-- Dataset entries follows --

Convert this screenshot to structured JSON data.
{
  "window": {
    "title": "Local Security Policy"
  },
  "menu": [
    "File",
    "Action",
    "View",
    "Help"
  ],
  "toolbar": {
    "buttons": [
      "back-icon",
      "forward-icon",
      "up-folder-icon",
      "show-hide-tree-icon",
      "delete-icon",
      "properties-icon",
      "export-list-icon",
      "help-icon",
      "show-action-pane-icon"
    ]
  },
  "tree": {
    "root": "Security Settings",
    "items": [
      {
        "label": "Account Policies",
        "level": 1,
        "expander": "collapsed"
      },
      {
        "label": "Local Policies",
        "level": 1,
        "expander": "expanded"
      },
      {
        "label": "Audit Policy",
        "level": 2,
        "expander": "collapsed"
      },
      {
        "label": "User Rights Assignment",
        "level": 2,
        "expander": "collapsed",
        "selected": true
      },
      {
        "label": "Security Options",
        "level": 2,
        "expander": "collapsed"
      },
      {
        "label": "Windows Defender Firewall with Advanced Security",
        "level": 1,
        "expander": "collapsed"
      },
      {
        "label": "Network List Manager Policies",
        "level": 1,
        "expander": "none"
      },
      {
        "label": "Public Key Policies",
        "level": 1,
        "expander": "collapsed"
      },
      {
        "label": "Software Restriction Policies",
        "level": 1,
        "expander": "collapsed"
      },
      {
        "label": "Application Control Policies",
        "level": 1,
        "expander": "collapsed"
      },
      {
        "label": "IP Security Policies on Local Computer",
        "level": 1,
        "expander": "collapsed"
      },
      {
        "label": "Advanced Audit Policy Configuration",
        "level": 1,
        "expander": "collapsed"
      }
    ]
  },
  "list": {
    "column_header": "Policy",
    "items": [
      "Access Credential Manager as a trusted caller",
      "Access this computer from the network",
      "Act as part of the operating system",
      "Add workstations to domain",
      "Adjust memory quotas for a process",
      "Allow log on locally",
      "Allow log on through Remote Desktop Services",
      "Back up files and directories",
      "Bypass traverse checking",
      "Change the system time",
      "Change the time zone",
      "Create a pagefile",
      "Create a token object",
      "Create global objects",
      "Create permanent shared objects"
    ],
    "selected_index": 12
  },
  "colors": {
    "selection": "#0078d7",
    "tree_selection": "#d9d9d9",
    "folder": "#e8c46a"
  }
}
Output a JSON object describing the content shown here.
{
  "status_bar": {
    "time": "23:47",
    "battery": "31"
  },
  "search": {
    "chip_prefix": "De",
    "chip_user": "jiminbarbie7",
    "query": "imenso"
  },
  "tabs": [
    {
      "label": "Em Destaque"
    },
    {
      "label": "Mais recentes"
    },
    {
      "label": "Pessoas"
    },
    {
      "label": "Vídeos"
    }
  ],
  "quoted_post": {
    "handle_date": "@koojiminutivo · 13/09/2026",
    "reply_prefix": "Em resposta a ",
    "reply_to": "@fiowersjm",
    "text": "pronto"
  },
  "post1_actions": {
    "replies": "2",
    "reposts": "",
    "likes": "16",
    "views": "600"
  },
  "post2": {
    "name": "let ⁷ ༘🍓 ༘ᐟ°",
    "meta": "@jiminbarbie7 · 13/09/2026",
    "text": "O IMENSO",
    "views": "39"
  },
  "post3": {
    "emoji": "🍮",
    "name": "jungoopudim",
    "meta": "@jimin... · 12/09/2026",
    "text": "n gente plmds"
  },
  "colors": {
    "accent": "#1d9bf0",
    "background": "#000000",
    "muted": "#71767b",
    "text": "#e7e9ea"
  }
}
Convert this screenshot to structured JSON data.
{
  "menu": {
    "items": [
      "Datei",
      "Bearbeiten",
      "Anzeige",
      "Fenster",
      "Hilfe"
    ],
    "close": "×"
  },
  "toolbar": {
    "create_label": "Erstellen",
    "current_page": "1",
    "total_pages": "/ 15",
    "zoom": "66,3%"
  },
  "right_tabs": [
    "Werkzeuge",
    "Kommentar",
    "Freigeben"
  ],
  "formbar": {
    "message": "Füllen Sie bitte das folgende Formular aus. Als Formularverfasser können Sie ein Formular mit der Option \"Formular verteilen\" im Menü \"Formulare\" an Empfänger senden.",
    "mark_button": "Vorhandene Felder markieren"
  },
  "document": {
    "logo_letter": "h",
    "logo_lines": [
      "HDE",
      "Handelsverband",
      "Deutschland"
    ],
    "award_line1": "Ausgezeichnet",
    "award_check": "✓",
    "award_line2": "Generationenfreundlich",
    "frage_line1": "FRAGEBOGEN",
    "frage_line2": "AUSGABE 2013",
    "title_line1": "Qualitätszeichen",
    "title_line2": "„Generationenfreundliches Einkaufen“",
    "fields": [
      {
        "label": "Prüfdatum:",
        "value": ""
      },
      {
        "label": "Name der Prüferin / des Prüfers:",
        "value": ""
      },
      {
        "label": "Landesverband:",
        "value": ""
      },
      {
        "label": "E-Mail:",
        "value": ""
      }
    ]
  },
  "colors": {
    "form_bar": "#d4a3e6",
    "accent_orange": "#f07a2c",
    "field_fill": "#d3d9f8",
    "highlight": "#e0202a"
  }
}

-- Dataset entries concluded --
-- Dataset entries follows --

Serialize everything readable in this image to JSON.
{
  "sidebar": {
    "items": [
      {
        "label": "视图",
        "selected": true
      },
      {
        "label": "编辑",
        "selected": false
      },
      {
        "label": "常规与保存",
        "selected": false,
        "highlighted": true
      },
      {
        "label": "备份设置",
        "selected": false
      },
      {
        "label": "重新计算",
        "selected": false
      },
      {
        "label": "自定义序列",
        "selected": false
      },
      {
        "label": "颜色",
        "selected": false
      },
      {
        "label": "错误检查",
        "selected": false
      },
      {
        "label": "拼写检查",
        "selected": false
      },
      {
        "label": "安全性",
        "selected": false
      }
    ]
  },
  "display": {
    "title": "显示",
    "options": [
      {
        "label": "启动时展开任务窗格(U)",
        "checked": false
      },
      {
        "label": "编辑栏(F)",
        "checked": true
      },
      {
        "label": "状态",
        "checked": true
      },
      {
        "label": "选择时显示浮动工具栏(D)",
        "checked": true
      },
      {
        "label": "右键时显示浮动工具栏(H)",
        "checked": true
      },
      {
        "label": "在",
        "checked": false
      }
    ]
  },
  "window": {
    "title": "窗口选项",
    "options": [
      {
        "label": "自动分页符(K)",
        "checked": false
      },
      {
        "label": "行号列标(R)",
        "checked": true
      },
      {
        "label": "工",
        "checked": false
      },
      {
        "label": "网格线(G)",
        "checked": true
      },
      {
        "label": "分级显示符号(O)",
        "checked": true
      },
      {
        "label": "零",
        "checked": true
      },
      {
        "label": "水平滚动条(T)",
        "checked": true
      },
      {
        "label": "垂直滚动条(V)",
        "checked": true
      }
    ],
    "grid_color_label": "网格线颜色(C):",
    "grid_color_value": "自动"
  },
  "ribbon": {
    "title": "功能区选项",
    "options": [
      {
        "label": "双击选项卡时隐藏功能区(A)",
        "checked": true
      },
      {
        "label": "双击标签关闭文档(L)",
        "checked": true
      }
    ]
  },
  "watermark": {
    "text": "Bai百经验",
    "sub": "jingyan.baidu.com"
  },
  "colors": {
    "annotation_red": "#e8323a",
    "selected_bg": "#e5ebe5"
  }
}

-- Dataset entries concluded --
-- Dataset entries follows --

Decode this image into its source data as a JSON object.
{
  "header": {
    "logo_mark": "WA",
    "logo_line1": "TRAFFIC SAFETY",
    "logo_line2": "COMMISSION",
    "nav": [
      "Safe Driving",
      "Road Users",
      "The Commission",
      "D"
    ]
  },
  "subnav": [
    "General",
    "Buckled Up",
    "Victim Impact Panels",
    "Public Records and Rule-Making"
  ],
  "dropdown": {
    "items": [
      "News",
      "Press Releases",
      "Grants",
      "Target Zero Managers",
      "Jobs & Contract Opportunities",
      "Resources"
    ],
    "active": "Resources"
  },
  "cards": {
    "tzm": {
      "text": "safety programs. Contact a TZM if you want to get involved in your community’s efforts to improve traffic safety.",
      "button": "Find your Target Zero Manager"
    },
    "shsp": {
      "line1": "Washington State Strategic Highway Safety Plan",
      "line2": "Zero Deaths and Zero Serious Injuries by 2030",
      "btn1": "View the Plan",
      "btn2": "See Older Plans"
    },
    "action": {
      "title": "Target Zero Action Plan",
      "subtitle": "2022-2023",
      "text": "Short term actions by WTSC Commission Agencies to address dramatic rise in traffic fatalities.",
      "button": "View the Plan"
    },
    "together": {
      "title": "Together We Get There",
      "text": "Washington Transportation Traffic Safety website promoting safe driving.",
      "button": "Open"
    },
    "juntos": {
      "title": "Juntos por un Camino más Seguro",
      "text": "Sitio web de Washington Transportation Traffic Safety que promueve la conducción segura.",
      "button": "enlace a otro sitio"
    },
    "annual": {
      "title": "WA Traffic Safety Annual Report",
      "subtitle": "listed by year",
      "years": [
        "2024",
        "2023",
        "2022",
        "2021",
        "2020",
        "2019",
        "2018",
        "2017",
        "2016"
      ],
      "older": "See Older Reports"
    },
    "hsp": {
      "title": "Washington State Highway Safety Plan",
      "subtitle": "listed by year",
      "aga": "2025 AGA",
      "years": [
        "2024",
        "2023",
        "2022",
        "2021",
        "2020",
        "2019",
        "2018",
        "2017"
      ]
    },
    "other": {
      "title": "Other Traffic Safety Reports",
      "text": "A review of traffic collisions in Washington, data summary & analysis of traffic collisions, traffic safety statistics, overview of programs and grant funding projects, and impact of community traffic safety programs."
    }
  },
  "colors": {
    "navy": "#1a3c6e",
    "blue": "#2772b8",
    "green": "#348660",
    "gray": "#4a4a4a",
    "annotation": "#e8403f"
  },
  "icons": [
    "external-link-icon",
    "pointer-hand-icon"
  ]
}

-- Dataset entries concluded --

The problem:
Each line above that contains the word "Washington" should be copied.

Result:
      "line1": "Washington State Strategic Highway Safety Plan",
      "text": "Washington Transportation Traffic Safety website promoting safe driving.",
      "text": "Sitio web de Washington Transportation Traffic Safety que promueve la conducción segura.",
      "title": "Washington State Highway Safety Plan",
      "text": "A review of traffic collisions in Washington, data summary & analysis of traffic collisions, traffic safety statistics, overview of programs and grant funding projects, and impact of community traffic safety programs."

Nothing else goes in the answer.